Merging tag-based proteomic experiments

2018-02-26T10:11:00Z (GMT) by Andrew Landels
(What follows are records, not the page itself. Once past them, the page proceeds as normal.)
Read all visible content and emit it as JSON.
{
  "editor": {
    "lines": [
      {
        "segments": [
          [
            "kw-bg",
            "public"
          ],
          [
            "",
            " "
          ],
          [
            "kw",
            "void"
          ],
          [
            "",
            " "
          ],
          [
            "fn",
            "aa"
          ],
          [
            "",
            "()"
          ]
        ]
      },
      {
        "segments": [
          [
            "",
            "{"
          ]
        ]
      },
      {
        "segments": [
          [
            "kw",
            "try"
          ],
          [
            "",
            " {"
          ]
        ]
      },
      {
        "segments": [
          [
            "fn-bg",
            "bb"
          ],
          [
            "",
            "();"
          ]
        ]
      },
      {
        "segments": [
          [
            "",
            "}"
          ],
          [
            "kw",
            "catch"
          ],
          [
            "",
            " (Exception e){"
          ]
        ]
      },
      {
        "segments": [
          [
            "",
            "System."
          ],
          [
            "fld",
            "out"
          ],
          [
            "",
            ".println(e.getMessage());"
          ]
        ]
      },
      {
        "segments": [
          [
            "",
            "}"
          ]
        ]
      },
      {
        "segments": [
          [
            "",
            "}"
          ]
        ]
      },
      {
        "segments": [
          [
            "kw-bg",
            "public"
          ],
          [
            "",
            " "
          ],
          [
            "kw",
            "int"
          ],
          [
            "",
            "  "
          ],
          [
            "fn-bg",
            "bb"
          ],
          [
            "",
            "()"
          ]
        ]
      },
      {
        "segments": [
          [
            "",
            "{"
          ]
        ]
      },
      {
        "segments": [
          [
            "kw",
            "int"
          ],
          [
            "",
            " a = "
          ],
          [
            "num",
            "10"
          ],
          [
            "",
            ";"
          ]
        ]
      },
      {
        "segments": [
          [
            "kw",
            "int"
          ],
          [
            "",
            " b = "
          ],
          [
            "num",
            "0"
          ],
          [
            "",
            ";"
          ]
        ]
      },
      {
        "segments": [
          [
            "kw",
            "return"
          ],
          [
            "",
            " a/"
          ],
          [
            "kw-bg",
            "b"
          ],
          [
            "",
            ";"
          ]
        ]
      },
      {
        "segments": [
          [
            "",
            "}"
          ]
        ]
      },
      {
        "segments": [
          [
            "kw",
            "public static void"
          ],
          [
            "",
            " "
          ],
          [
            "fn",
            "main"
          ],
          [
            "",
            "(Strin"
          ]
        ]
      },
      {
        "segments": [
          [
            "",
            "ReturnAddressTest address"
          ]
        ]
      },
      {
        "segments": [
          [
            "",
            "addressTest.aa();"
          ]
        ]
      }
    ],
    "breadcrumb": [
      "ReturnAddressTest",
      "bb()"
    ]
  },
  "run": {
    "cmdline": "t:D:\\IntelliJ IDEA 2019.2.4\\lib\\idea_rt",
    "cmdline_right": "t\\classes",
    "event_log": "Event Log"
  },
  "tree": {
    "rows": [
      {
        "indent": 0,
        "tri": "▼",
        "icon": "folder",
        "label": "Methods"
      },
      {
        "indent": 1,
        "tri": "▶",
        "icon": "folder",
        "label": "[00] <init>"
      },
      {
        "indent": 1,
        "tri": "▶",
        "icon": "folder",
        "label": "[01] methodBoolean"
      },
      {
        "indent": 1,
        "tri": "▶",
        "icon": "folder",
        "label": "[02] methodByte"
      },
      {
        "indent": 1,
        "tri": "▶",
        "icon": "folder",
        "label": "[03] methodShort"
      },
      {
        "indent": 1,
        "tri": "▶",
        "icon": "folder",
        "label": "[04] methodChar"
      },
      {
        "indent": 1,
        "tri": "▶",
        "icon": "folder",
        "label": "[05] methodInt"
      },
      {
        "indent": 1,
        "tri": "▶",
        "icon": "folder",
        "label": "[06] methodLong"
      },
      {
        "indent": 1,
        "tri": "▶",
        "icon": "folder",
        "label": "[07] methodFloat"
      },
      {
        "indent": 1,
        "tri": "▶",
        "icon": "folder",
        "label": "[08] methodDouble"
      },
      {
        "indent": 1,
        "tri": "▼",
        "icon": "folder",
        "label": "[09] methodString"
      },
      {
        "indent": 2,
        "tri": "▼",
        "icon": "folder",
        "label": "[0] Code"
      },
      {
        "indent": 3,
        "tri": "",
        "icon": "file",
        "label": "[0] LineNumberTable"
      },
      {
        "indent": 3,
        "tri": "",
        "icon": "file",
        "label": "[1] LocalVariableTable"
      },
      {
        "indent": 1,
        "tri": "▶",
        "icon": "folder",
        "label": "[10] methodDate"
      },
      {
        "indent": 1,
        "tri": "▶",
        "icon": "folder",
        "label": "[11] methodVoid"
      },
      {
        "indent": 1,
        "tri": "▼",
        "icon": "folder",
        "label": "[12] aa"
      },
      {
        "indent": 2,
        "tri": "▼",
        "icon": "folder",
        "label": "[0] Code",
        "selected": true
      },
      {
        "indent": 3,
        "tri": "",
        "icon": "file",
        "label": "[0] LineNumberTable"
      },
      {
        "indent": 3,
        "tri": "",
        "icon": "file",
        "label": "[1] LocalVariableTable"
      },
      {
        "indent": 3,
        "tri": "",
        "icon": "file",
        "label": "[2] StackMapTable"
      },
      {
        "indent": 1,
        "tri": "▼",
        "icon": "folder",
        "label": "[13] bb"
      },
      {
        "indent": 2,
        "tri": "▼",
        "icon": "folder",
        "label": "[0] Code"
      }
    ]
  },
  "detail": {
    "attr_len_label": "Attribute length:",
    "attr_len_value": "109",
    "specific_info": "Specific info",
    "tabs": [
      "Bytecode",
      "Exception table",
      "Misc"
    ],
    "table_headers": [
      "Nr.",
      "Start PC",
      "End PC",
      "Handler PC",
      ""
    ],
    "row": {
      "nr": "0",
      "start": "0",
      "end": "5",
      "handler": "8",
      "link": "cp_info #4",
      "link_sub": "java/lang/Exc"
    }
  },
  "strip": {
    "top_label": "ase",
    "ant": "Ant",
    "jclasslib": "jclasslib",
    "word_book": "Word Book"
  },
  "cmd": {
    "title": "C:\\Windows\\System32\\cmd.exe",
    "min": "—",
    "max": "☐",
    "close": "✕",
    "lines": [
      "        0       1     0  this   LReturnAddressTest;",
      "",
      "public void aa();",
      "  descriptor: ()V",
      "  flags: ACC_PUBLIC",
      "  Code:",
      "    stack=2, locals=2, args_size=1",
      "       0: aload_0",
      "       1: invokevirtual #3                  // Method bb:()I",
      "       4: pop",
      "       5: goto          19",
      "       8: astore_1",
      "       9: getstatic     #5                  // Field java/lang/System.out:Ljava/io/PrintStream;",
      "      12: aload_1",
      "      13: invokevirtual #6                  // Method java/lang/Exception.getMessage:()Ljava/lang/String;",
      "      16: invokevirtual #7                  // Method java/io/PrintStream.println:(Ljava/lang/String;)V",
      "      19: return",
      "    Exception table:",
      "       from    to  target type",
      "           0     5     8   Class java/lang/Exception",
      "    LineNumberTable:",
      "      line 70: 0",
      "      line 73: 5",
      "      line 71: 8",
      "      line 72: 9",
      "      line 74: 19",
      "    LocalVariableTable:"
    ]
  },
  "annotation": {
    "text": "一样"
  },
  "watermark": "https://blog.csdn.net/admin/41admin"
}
This dataset/code forms part of Andrew Landels' thesis: "Improving proteomic methods and investigating H2 production in Synechocystis sp. PCC6803" <a href=""></a><br><br>The code in this section is split into two separate scripts, both written in Mathematica. The first (MaxQuant_to_SignifiQunat) converts the data format of files generated by the program MaxQuant and re-orders them into a format that can be input to SignifiQuant - a program in the in-house proteomics pipeline available at the Sheffield University Biological and Chemical Engineering Department. This code reads one or more files within a relevant directory, collects all peptide information, and writes a new file containing all required data. As such, it is both a conversion script and also a data-collecting script.<br><br>The second script investigates methods for merging together two biologically replicated datasets - specifically, one dataset represents a complete experimental replicate of the other. The theory behind this methodology is described in the aforementioned thesis, chapter 4.6. Briefly, this code examines the label intensity distributions, log-transforms the data, then utilises the median correction method to generate a fixed median value (0) and scales the data to generate an equal gradient between the 40th and 60th percentile. <br><br>The protein data in the repeat experiment are then scaled by the protein data in the initial experiment. This slightly disrupts the balancing by median correction, however not significantly. The data are then plotted against each other in a scatter plot, demonstrating systematic improvement of the quality of the between-experiment repeatability. A principal component analysis was then performed, showing a much closer clustering by experimental condition (principal component 1) than of experimental replication deviations (principal component 2), demonstrating success of the method.<br><br>This method shows effective combination of two proteomic datasets that are completely independent experimental repeats, demonstrating for the first time that this methodology is feasible in tag-based proteomic investigations.<br>